When newly-elected Prime Minister Justin Trudeau announced that “Canada is back” in 2015, it was met with great fanfare by both the Canadian electorate and our international partners. Trudeau’s predecessor, Prime Minister Stephen Harper, had a tenure marked by a series of actions (or lack-thereof) that were seen as a departure from Canada’s traditional role in international affairs. Harper’s legacy included eliminating our development and peacekeeping organizations, reducing cooperation with the UN, and the closure of various embassies, In keeping with his promise to bring Canada back, Trudeau formally announced Canada’s bid in March 2016 for a seat on the United Nations Security Council (UNSC), competing with Norway and Ireland for one of two seats beginning in 2021.
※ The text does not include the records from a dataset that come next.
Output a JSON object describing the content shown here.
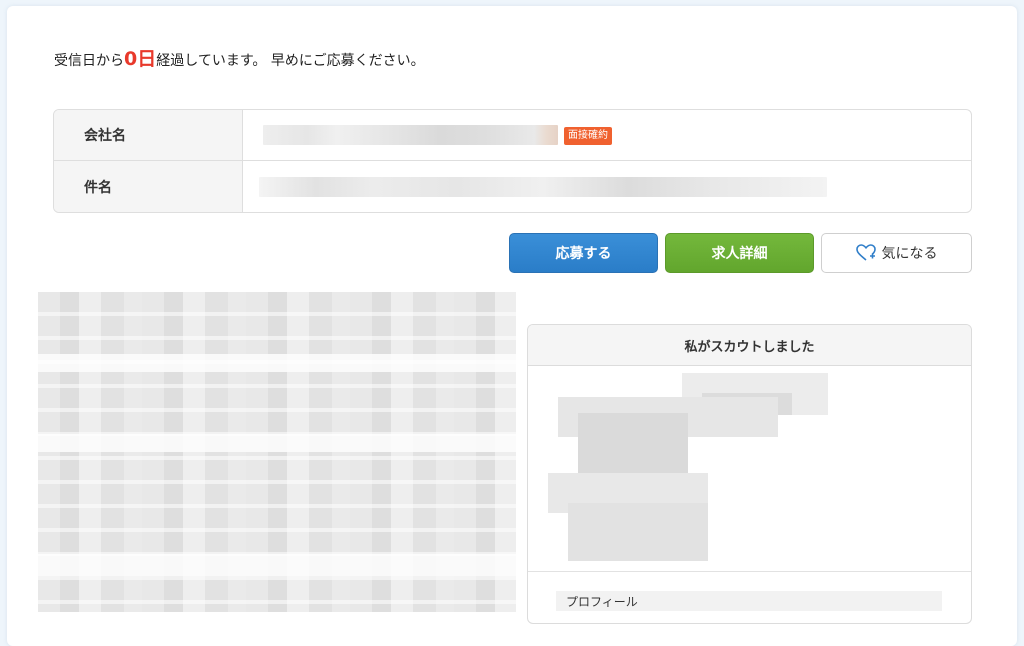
{
  "notice": {
    "prefix": "受信日から",
    "days": "0日",
    "suffix": "経過しています。 早めにご応募ください。"
  },
  "info": {
    "company_label": "会社名",
    "title_label": "件名",
    "badge": "面接確約"
  },
  "actions": {
    "apply": "応募する",
    "detail": "求人詳細",
    "favorite": "気になる",
    "favorite_icon": "heart-plus-icon"
  },
  "scout": {
    "heading": "私がスカウトしました",
    "profile_label": "プロフィール"
  },
  "colors": {
    "accent_red": "#e8392b",
    "badge": "#f0612f",
    "apply_blue": "#2a7dc8",
    "detail_green": "#62a62d",
    "favorite_heart": "#2f7ec9"
  }
}
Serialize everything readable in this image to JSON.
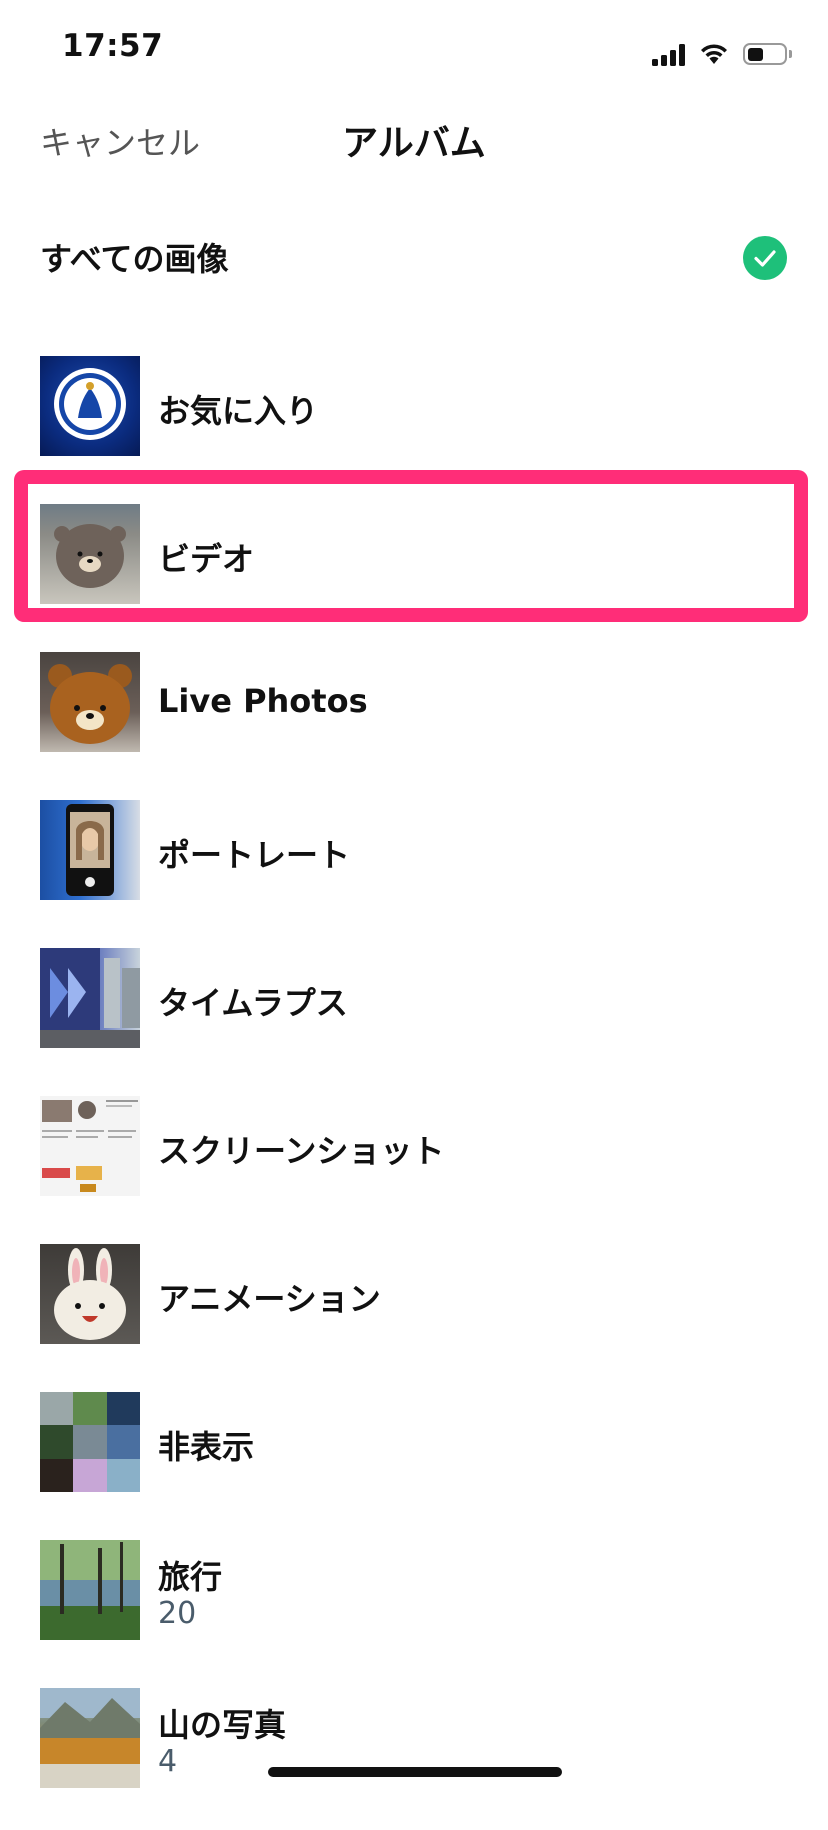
{
  "status_bar": {
    "time": "17:57",
    "battery_level": 0.45
  },
  "nav": {
    "cancel_label": "キャンセル",
    "title": "アルバム"
  },
  "all_images": {
    "label": "すべての画像",
    "selected": true,
    "accent_color": "#1ec07a"
  },
  "albums": [
    {
      "name": "お気に入り"
    },
    {
      "name": "ビデオ",
      "highlighted": true
    },
    {
      "name": "Live Photos"
    },
    {
      "name": "ポートレート"
    },
    {
      "name": "タイムラプス"
    },
    {
      "name": "スクリーンショット"
    },
    {
      "name": "アニメーション"
    },
    {
      "name": "非表示"
    },
    {
      "name": "旅行",
      "count": "20"
    },
    {
      "name": "山の写真",
      "count": "4"
    }
  ],
  "highlight_color": "#ff2d78"
}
Winning Canada a seat on the UNSC would not only provide Trudeau with a tangible achievement that he can present to the Canadian electorate (or at least those who pay attention), but it would also give Canada a voice at the UN’s most powerful body. A seat on the UNSC comes with international prestige and sway, but also with the power to chair meetings and help set the agenda on many of the UN’s most important security and economic related matters. While it is true that Canada would not be a permanent member – and therefore unable to veto resolutions – our presence would still ensure that Canada’s voice is heard by the world’s most dominant military powers, thus helping shape security discourse in a manner consistent with our own values.
From an electoral point of view, a successful bid for Canada would be a win-win for Trudeau and his team. It would mark a pointed departure from Harper’s failure to secure a seat in 2010, allowing Trudeau to allay at least some of the criticisms that his foreign policy has been too “Harper-esque”. Voters who value Canada’s participation in multilateral institutions, peacekeeping missions, and foreign aid projects, are traditionally found in the centre-left or Quebec, and are likely to perceive this as a concrete achievement for Canada. Additionally, voters on the right-of-centre, who tend to favour military engagement over increased foreign aid, would also have an interest in seeing Canada participate in the UN’s highest decision making body with regards to security. Emerging from an election which saw both the Liberal’s share of the national vote and seat count drop, Trudeau would be wise to pursue a bid that would regain him popularity across regions and party lines.
With a considerable amount of both domestic political considerations as well as real international influence at stake, one might question why Trudeau and his team haven’t done more to help our bid? Canada has spent a paltry $1.5 million since 2016 in our efforts to influence other UNGA members to vote for us, far below the $10 million spent on our last successful bid in 1998. While we do not have exact figures on the Irish or Norwegian bid expenditures, their campaigns are on all fronts older, more focused, and better organized. Given that both Prime Minister Trudeau and former Minister of Foreign Affairs Chrystia Freeland missed last October’s UNGA due to the Canadian federal election, we have some catching up to do. In their stead, Global Affairs Canada sent a team of 1990s political heavyweights: former Prime Ministers Jean Chretien and Joe Clark, former Ontario Premier Bob Rae and Quebec Premier Jean Charest, as well as GAC Deputy Minister Marta Morgan. Skilled diplomats surely, but is it too little, too late? The vote is to be held June 7th, 2020, and Canada has more ground to make up for. Our bid may have received a boost in the form of a new Minister of Foreign Affairs, Francois-Philippe Champagne, but his ability to smooth talk and convince other UNGA member nations to back Canada is yet to be tested. Should Canada lose the vote in June, Champagne will have the unfortunate duty of falling on his sword just a few months into his new position.
Trudeau has a lot riding on this bid, yet he has so far failed to put Canada’s money where his mouth is. If Canada is genuine about its desire of “rejoining” the international community and playing a major role in development and security circles, then it ought to take the UNSC bid seriously. Canada needs a clearer message, more lobbying of member states, and a concerted effort by GAC and our new minister to sell the bid both at home and abroad. If Trudeau and his team are unable to generate a strong and purposeful strategy – quickly – then I’m afraid Canada will once again be “back”… back to the days of sitting on the sidelines.
Christopher MacDonald is a first-year M.A. candidate at the Norman Paterson School of International Affairs at Carleton University, Ottawa. His research focuses on the role domestic politics play in understanding Canadian foreign policy and cybersecurity.
Featured image courtesy of flickr.
The views expressed in this article are the author’s own and do not necessarily reflect iAffairs’ editorial stance.